Mau Mau is royally bred, being by 2003 Belmont Stakes winner Empire Maker out of the Medaglia d’Oro mare Tokyo Time, whose 5-year-old son is Grade 1-winner and $3 million-earner Olympiad, whose career ended with a second place in last year’s Breeders’ Cup Classic won by Horse of the Year Flight Line.

“He’s not that type of horse,” Wilson said, comparing Mau Mau to Olympiad. “But he acts like it. He’s very, very classy.”

This will be Wilson’s second start with the 6-year-old High Cruise, an 11-time winner that in his last start set the pace until weakening to seventh in a seven-furlong optional claiming race at Delta Downs.

“They gave him a break during the summer time,” Wilson said. “I think he needed the last race. He only had three works going into it. Delta is a deep, deep surface, and we ran him two turns first time back, which probably not a good idea. But he got pretty tired. Since then he’s worked really sharp.

“He’s not eligible for starter races (which often have a one-year or two-year restriction) anymore, but with the Claiming Crown he is. We looked at it as an opportunity to run against starter-allowance horses again. And being here at home, we just walk right up front, don’t have to ship. He won a starter-allowance over this track last year. There’s no reason not to run.
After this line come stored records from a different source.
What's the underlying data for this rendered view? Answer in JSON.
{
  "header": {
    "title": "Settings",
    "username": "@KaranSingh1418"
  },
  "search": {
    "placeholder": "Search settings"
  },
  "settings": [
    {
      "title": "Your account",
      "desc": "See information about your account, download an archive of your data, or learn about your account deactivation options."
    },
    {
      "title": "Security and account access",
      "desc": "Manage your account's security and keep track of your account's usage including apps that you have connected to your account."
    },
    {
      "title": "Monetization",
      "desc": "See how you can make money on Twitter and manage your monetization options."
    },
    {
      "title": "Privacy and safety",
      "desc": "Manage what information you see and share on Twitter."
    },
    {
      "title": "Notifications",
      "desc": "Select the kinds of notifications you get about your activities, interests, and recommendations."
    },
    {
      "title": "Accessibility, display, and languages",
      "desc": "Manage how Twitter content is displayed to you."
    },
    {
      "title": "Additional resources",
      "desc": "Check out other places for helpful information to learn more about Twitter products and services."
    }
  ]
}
He’s been training great, really working strong since his last race. That race should really have him tight.”